Well, actually, it was the British who torched the presidential home. But the divisions between British and Canadian were kind of fuzzy back then. So, when it is convenient, we claim “Canadians” did the deed. If memory serves me, I recall Brian Mulroney, during a prime ministerial visit to Washington in 1988, joked to an American audience about Canadians sacking the White House.
So, what’s this all got to do with the future?
Well, Stephen Harper’s Conservative government has made a concerted effort to mark the 200th anniversary of the War of 1812 and turn it into an anniversary of the day Canadians saved themselves from becoming American.
In two years time, we will mark the 100th anniversary of the First World War, which is often credited with turning Canada into a real country because of the valiant way our soldiers fought the enemy in Europe.
And then in 2017, we will mark the 150th anniversary of Confederation, the date most of us thought was the birth of Canada.
So many birthdays. So many parties. So many exhibitions.
Will we all become more patriotic? I doubt it. All the hype over the Centennial of Confederation in 1967 and the glories of Expo ’67 are likely the last, best gasp of Canadian nationalism we shall see for a long while. Since then, we’ve all become far too cynical and globalized to party hard for Canada. That’s a pity.
The 1812 exhibition at the War Museum is divided into four parts, one each for the British, American, Canadian, and Aboriginal perspective. It’s a clever arrangement, seeing as how each ethnic group saw the war in very different ways. For the Americans, it was like a second War of Independence from Britain. For the British, it was a sideshow to Napoleonic Wars in Europe. For Canadians, it was survival as a distinct political entity. For Aboriginal groups, it was a fight for freedom from the Americans.

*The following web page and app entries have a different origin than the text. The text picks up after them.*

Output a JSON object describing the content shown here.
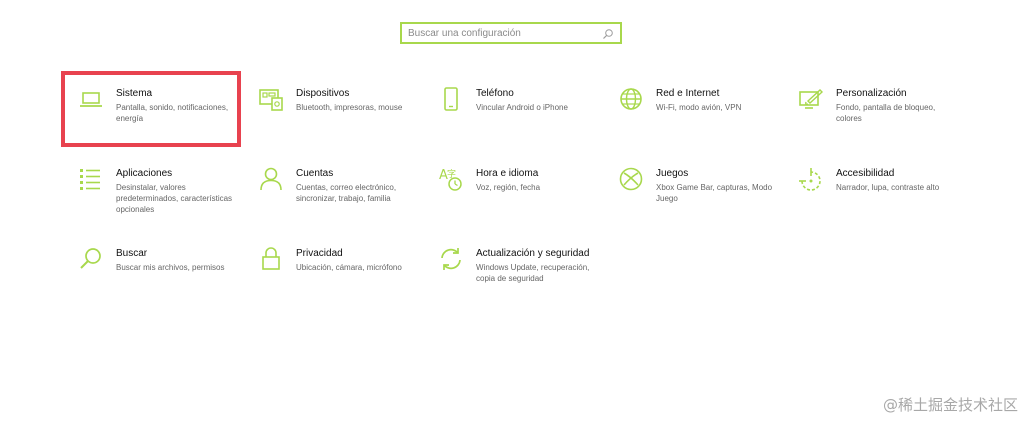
{
  "search": {
    "placeholder": "Buscar una configuración",
    "value": ""
  },
  "colors": {
    "accent": "#a8d84c",
    "highlight": "#e8424f"
  },
  "tiles": [
    {
      "title": "Sistema",
      "desc": "Pantalla, sonido, notificaciones, energía",
      "icon": "laptop-icon"
    },
    {
      "title": "Dispositivos",
      "desc": "Bluetooth, impresoras, mouse",
      "icon": "devices-icon"
    },
    {
      "title": "Teléfono",
      "desc": "Vincular Android o iPhone",
      "icon": "phone-icon"
    },
    {
      "title": "Red e Internet",
      "desc": "Wi-Fi, modo avión, VPN",
      "icon": "globe-icon"
    },
    {
      "title": "Personalización",
      "desc": "Fondo, pantalla de bloqueo, colores",
      "icon": "paint-icon"
    },
    {
      "title": "Aplicaciones",
      "desc": "Desinstalar, valores predeterminados, características opcionales",
      "icon": "apps-list-icon"
    },
    {
      "title": "Cuentas",
      "desc": "Cuentas, correo electrónico, sincronizar, trabajo, familia",
      "icon": "person-icon"
    },
    {
      "title": "Hora e idioma",
      "desc": "Voz, región, fecha",
      "icon": "time-language-icon"
    },
    {
      "title": "Juegos",
      "desc": "Xbox Game Bar, capturas, Modo Juego",
      "icon": "xbox-icon"
    },
    {
      "title": "Accesibilidad",
      "desc": "Narrador, lupa, contraste alto",
      "icon": "accessibility-icon"
    },
    {
      "title": "Buscar",
      "desc": "Buscar mis archivos, permisos",
      "icon": "search-icon"
    },
    {
      "title": "Privacidad",
      "desc": "Ubicación, cámara, micrófono",
      "icon": "lock-icon"
    },
    {
      "title": "Actualización y seguridad",
      "desc": "Windows Update, recuperación, copia de seguridad",
      "icon": "sync-icon"
    }
  ],
  "watermark": "@稀土掘金技术社区"
}
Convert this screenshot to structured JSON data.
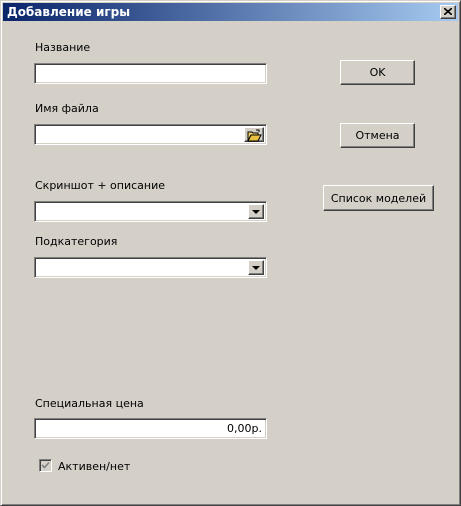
{
  "window": {
    "title": "Добавление игры",
    "close_glyph": "×"
  },
  "form": {
    "name_label": "Название",
    "name_value": "",
    "filename_label": "Имя файла",
    "filename_value": "",
    "screenshot_label": "Скриншот + описание",
    "screenshot_value": "",
    "subcategory_label": "Подкатегория",
    "subcategory_value": "",
    "price_label": "Специальная цена",
    "price_value": "0,00р.",
    "active_label": "Активен/нет",
    "active_checked": true
  },
  "buttons": {
    "ok_label": "OK",
    "cancel_label": "Отмена",
    "models_label": "Список моделей"
  },
  "icons": {
    "close": "close-icon",
    "browse": "folder-open-icon",
    "dropdown": "chevron-down-icon",
    "check": "check-icon"
  }
}
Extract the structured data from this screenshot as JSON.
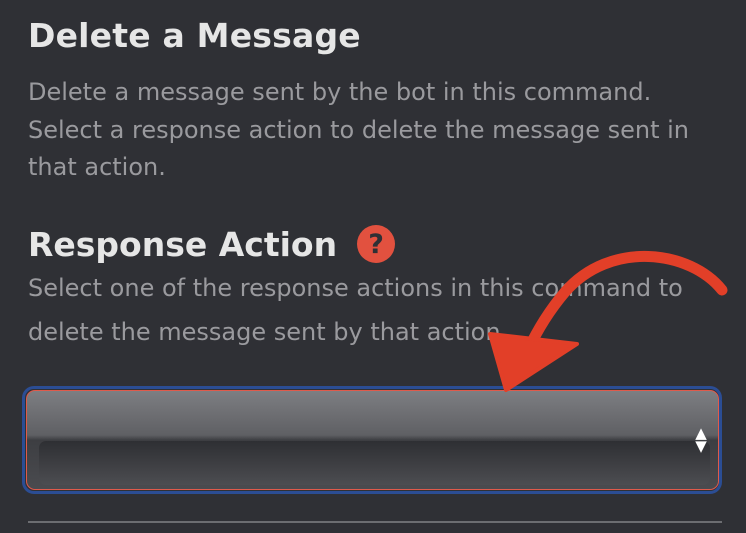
{
  "delete_message": {
    "title": "Delete a Message",
    "description": "Delete a message sent by the bot in this command. Select a response action to delete the message sent in that action."
  },
  "response_action": {
    "title": "Response Action",
    "help_icon": "?",
    "description": "Select one of the response actions in this command to delete the message sent by that action.",
    "select_value": ""
  },
  "icons": {
    "help": "question-mark-circle-icon",
    "stepper": "up-down-chevron-icon",
    "annotation": "curved-arrow-icon"
  },
  "colors": {
    "background": "#2f3035",
    "accent": "#e2513f",
    "focus_ring": "#2b4d94"
  }
}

So, who won and who lost? Historians are divided.
But do go and enjoy the artifacts, including the red tunic worn by the “Hero of Upper Canada,” Sir Isaac Brock during the Battle of Queenston Heights. Brock was mortally wounded in the battle Oct. 13, 1812. You can see the bullet hole in the garment.
And there is also a carved wooden lion, slightly smaller than life-sized. This symbol of British power was carried off by the Americans after they torched the legislative assembly of Upper Canada in York (now Toronto) on April 27, 1813.
The lion normally rests at the United States Naval Academy Museum in Annapolis, Maryland. Don’t you think it’s time the Americans returned the lion for good?
The exhibition 1812 officially opens today, June 13, and at the Canadian War Museum and continues until Jan. 6, 2013. For more information, see www.warmuseum.ca.